TASK PROMPT
Find the string "Section" in the data, and copy out each line that has it.

TASK INPUTS
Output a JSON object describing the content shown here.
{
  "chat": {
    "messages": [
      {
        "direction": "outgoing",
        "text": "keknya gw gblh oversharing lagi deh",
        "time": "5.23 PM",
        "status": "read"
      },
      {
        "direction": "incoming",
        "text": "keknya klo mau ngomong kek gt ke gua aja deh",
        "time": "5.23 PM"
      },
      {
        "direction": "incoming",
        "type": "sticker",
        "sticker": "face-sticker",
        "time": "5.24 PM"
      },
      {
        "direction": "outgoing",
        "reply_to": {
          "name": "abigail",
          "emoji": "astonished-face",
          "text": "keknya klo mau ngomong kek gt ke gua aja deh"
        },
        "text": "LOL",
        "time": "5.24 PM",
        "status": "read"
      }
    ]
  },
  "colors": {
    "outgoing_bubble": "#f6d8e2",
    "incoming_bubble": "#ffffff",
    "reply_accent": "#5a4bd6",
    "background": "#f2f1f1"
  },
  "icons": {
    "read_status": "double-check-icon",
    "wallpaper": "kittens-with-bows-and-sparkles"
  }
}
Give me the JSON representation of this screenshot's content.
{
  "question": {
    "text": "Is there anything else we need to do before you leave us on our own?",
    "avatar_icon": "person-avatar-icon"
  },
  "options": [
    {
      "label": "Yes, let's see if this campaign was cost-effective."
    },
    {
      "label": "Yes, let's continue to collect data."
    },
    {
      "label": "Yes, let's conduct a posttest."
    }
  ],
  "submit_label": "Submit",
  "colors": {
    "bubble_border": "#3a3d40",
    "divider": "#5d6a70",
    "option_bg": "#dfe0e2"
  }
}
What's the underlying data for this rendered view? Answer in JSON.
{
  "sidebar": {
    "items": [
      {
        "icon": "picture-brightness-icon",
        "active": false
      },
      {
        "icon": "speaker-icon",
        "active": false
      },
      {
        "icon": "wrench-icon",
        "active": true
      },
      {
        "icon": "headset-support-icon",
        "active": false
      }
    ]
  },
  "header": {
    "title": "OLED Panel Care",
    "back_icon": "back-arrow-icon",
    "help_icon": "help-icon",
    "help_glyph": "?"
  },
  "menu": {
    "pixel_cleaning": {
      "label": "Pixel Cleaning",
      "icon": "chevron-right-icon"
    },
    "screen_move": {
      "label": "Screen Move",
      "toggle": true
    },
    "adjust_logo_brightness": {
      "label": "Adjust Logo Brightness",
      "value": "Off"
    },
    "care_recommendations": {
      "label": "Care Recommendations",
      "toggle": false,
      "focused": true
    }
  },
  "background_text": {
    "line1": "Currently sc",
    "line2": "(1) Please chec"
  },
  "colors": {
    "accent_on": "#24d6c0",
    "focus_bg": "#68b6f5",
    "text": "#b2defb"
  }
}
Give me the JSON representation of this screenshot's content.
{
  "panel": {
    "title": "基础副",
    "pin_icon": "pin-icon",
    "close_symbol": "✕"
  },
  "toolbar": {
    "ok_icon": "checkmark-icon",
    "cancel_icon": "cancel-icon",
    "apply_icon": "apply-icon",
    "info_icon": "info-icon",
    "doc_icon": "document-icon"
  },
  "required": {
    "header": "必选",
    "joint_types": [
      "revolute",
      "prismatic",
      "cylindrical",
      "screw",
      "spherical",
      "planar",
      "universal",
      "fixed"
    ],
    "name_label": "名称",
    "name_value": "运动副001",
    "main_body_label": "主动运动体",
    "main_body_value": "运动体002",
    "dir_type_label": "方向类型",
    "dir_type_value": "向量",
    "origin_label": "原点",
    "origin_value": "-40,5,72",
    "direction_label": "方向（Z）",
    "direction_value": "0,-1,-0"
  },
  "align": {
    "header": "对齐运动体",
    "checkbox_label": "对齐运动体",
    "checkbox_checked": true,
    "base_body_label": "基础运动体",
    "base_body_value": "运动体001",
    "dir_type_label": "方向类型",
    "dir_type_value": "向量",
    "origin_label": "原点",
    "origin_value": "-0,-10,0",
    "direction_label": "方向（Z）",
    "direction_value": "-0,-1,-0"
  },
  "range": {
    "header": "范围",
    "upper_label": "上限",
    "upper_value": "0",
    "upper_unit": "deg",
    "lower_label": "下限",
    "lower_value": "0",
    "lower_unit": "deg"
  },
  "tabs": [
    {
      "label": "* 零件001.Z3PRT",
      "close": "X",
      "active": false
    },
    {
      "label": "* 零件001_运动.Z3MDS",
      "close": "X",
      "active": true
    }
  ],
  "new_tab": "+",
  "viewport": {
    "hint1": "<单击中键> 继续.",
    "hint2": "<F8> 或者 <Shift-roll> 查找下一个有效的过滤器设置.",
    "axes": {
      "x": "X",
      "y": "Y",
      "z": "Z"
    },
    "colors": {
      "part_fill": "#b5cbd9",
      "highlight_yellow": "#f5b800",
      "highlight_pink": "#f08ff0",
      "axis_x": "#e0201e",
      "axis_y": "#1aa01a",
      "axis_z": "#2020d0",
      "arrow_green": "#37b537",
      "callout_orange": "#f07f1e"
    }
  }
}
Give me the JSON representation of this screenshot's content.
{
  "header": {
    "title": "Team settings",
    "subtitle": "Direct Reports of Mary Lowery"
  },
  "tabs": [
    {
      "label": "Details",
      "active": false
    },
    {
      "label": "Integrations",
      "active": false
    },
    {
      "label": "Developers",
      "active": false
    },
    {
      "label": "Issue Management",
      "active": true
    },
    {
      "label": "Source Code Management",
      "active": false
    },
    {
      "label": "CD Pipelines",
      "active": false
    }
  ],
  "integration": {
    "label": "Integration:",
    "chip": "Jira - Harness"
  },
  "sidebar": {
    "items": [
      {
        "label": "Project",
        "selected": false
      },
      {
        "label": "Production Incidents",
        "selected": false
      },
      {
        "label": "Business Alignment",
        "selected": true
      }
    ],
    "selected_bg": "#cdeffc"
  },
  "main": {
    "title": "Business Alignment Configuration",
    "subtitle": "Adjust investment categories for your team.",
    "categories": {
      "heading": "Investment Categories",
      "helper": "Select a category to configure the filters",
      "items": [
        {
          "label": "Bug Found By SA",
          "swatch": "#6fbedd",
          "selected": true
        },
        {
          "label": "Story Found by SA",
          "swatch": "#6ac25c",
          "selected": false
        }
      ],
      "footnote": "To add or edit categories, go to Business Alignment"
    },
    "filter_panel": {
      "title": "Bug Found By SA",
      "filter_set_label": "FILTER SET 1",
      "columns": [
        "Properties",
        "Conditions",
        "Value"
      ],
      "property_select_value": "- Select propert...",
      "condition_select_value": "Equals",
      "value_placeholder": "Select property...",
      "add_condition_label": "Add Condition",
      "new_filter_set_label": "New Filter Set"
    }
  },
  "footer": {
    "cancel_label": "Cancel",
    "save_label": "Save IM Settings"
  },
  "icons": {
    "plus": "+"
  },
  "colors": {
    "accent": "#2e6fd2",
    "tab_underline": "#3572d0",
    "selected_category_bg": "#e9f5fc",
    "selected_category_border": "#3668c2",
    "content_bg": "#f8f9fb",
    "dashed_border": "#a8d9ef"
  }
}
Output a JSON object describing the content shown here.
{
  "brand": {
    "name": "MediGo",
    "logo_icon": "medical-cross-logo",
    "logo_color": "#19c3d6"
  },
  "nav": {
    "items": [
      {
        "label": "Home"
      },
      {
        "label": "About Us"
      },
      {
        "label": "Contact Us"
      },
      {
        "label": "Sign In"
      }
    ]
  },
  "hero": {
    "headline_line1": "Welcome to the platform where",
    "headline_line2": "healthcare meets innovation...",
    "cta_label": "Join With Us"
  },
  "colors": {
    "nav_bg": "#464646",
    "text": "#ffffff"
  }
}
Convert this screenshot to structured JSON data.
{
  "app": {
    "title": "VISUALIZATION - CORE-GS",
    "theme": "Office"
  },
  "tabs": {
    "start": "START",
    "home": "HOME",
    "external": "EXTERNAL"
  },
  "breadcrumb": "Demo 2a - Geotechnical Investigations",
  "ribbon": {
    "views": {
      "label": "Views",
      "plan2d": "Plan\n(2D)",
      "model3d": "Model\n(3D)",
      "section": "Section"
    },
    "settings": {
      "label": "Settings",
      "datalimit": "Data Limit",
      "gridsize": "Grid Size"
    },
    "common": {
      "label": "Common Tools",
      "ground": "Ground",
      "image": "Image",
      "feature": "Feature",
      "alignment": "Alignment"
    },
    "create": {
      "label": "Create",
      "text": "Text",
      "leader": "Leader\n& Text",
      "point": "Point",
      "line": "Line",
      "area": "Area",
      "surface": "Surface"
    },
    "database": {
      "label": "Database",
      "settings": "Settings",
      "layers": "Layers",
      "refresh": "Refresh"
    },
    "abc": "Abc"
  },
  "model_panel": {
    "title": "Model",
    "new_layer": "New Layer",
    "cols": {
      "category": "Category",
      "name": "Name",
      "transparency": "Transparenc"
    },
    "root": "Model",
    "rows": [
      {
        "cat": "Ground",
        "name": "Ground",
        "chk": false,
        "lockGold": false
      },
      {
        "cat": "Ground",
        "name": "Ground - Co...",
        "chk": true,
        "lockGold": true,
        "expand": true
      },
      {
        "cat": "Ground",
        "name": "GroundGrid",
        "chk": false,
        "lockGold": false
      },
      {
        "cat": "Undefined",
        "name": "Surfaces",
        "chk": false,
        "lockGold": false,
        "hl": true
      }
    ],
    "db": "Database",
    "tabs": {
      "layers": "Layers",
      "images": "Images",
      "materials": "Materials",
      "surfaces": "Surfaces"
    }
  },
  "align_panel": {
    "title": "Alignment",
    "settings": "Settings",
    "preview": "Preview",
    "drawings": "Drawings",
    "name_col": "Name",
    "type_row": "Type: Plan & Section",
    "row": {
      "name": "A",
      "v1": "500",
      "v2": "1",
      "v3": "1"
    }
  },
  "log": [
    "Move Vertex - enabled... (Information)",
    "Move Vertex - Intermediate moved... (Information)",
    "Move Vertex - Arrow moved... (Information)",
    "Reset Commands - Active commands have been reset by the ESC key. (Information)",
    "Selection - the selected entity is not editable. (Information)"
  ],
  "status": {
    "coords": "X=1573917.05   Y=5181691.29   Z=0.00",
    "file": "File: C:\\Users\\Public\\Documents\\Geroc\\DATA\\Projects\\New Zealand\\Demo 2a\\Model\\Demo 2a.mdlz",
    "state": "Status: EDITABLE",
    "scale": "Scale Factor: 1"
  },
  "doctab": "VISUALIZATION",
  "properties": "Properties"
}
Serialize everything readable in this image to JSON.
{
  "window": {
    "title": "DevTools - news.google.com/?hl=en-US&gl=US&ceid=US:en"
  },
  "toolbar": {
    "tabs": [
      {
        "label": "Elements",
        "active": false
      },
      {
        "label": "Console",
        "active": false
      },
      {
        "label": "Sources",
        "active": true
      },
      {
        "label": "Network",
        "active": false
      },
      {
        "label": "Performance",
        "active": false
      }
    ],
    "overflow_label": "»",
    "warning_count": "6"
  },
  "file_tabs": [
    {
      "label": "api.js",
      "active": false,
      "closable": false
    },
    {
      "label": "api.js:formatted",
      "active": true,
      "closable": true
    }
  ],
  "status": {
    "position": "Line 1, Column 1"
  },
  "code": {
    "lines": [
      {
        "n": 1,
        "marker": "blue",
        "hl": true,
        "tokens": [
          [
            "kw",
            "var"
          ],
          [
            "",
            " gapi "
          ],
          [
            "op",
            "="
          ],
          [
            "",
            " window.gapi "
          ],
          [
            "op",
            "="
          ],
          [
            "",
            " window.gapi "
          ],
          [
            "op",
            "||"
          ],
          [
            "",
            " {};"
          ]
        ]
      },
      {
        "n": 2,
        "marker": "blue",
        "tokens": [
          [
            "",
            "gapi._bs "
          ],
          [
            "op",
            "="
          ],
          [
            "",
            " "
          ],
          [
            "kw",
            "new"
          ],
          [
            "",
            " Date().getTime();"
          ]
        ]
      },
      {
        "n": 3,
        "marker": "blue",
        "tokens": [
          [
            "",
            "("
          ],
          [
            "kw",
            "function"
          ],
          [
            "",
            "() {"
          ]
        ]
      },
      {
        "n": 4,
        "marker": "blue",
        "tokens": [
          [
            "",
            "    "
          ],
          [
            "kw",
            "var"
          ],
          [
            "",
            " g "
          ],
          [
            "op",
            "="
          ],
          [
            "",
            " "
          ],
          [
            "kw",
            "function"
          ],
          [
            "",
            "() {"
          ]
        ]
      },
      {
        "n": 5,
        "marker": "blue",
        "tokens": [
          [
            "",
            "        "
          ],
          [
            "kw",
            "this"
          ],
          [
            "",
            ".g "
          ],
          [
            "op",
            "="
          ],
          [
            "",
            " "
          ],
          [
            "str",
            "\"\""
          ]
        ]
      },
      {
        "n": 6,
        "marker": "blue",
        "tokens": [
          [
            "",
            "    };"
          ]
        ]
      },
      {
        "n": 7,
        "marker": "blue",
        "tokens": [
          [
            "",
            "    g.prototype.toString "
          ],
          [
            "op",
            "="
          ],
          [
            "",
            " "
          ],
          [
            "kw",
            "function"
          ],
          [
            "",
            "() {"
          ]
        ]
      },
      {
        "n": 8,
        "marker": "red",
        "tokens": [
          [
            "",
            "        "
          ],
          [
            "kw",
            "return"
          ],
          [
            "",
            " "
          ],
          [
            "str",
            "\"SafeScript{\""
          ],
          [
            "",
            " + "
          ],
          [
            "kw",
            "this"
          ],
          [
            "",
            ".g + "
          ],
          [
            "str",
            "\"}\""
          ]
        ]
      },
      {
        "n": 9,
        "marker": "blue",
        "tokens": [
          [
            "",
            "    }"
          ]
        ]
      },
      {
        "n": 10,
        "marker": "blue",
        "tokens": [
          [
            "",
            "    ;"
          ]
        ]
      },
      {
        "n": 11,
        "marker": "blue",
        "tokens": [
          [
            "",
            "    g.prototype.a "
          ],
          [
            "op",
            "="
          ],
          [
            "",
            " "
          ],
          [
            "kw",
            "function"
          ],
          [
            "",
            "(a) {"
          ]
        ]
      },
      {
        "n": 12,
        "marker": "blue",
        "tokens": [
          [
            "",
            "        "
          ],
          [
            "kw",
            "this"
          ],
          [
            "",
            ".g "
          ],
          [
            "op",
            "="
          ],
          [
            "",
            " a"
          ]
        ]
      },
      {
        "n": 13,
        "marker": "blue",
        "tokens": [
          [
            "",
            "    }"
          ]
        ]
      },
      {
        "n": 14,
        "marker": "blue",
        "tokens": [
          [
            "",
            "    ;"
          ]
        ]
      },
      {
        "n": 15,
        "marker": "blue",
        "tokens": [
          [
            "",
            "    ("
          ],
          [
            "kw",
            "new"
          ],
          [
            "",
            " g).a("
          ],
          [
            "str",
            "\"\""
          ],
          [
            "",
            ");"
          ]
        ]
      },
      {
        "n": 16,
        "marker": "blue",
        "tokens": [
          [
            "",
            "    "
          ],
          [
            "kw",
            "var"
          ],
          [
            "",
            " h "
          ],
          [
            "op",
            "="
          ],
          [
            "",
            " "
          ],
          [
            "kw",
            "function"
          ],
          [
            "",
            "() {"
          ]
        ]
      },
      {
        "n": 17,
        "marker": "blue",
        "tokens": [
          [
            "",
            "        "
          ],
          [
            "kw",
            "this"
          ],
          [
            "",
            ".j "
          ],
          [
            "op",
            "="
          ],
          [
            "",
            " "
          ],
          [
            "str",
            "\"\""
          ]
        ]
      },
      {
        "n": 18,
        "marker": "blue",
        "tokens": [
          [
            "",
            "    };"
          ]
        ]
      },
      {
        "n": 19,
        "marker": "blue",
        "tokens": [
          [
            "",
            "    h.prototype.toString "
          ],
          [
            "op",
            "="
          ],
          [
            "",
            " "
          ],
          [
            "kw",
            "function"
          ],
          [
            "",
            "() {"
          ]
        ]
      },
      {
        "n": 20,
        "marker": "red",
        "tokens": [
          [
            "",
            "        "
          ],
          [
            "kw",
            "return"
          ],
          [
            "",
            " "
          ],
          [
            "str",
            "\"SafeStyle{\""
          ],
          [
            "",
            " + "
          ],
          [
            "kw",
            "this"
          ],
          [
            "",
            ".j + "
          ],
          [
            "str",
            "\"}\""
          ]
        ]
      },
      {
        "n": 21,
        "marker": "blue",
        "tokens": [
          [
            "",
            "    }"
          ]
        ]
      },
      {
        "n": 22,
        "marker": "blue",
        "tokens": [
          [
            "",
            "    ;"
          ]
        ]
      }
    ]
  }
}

ANSWER TO THE EXERCISE
      "section": "Section"
    "type_row": "Type: Plan & Section",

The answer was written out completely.